Pfc. Richard E. Clapp was killed Sept. 2, 1950, when his Army unit came under fire near Yulchon, South Korea. But his remains were labeled as an “unknown” and interred first in Korea and later at the National Memorial Cemetery of the Pacific in Hawaii, according to a statement released Wednesday from the Defense Department’s Prisoner of War and Missing Personnel Office. Then last year, the remains were exhumed for examination.

“It was quite a shock to learn that he was finally identified,” said his younger sister, Beverly Chase, now 78 years old and living in Senoia, Ga. “My parents had gotten a telegram (in 1950) saying that he had died in action. That they were sure he was dead but they couldn’t identify the different bodies that had been taken out that day.”

The identification effort used circumstantial evidence, forensic identification tools such as radiograph comparison, and dental records to identify Pfc. Clapp, according to the Defense Department statement.

Chase said the key to finally identifying his remains was a chipped tooth that was matched to the remains exhumed last year.
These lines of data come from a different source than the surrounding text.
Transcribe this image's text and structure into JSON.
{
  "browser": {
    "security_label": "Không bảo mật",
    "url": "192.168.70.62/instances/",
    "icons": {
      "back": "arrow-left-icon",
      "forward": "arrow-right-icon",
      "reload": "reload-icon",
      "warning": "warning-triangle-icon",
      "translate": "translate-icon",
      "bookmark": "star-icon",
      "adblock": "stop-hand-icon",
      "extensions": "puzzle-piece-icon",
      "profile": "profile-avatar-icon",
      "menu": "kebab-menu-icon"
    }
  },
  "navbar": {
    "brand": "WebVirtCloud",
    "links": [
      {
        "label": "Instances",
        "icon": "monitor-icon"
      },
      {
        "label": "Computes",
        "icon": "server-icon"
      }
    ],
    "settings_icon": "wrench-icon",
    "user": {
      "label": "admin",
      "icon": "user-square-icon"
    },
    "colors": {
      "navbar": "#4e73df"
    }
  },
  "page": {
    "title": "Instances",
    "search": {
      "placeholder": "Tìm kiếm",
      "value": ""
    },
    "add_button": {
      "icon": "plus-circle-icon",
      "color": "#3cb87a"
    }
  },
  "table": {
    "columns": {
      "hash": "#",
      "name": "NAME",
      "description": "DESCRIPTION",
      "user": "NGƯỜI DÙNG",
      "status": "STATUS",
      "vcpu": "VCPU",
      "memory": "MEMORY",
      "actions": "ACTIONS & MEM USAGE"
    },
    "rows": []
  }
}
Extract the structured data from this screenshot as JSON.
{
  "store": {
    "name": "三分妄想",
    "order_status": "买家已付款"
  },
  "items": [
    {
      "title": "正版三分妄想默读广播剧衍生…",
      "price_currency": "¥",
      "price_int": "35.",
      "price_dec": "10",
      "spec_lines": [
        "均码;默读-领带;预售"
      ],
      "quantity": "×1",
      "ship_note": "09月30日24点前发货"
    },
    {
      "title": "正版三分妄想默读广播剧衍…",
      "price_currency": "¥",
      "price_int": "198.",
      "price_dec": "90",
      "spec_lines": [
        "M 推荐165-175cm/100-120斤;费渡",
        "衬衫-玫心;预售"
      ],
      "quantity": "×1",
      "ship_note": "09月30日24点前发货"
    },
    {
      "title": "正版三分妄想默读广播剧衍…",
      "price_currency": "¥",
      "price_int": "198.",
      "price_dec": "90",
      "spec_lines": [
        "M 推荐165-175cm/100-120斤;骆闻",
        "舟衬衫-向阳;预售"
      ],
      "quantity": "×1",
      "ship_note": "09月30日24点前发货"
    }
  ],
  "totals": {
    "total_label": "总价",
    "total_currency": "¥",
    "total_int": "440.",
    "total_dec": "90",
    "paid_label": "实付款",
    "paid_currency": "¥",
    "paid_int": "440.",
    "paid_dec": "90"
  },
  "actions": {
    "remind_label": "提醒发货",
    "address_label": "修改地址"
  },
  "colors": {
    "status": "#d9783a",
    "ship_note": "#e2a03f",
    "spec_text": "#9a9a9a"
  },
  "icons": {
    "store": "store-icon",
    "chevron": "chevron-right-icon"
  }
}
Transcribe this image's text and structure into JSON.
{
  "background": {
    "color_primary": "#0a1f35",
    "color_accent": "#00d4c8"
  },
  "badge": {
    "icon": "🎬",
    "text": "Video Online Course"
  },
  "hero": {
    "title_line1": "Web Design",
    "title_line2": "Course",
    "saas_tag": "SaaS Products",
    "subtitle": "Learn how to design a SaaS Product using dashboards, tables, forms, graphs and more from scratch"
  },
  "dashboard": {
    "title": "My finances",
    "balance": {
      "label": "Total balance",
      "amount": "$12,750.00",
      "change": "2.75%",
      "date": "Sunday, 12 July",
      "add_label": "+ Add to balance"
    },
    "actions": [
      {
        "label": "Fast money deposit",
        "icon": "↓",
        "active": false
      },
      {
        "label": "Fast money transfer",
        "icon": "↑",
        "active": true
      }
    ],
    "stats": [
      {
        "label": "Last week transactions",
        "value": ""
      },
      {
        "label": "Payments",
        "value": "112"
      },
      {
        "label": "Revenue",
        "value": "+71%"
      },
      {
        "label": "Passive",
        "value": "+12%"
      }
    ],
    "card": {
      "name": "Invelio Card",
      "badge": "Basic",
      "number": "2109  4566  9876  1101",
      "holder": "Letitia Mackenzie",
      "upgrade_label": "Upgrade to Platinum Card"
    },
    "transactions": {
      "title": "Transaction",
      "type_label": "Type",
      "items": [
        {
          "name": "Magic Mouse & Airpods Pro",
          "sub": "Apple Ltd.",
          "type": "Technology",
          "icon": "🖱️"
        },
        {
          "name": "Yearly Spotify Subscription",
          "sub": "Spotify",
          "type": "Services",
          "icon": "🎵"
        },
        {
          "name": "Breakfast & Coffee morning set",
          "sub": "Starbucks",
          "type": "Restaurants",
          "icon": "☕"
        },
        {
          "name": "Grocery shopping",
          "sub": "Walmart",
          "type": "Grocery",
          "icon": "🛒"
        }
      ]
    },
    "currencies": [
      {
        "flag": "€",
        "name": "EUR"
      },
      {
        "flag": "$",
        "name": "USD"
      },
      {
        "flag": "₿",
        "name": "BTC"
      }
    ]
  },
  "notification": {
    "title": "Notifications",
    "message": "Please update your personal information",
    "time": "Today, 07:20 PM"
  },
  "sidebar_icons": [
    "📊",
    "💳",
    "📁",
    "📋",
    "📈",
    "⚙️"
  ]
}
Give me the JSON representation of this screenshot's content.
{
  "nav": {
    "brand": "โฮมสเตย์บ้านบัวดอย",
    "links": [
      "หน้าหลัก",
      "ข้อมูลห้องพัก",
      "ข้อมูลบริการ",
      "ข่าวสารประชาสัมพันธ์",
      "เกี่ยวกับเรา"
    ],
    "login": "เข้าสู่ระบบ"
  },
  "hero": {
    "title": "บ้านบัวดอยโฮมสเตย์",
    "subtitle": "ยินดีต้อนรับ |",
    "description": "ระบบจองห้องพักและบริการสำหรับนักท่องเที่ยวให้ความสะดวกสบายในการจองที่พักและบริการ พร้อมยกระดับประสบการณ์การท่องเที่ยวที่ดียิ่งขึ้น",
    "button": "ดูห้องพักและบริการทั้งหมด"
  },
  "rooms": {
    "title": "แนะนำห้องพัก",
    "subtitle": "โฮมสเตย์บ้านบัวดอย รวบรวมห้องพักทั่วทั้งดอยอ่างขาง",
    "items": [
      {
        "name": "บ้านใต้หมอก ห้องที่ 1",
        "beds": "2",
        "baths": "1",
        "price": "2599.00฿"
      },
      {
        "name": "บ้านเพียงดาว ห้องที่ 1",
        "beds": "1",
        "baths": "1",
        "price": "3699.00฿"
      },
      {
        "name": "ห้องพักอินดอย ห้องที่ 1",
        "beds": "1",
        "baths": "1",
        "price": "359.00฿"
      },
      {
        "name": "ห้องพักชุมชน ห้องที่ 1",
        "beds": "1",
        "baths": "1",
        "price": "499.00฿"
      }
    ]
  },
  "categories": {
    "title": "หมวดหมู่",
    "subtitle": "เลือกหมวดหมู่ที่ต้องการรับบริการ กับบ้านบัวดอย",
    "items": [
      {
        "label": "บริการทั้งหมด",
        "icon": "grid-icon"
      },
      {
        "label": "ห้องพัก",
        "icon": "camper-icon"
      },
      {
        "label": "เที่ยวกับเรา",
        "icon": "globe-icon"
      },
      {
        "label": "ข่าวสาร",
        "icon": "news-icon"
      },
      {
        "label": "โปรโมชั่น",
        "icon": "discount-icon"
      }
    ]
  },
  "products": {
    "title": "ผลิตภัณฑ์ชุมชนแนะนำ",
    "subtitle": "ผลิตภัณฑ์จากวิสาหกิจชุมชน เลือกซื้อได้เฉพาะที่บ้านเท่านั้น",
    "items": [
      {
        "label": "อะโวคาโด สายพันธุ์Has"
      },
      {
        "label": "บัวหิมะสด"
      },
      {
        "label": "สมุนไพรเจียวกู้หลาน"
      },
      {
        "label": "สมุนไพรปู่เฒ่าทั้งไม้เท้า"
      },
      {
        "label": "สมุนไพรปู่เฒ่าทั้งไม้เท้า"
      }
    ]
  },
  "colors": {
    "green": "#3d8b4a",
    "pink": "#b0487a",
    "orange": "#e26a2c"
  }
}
She said her brother had attended Franklin High School, dropping out before graduation to join the Army, and deploying to the Korean peninsula.

Chase said she and her three daughters will be at the funeral services scheduled April 25 for her brother.

“It’s gives us a lot of honor to have him buried at Arlington,” Chase said.

According to the Defense Department, more than 7,900 Americans remain unaccounted for from the Korean War.

Hal Bernton: 206-464-2581 or hbernton@seattletimes.com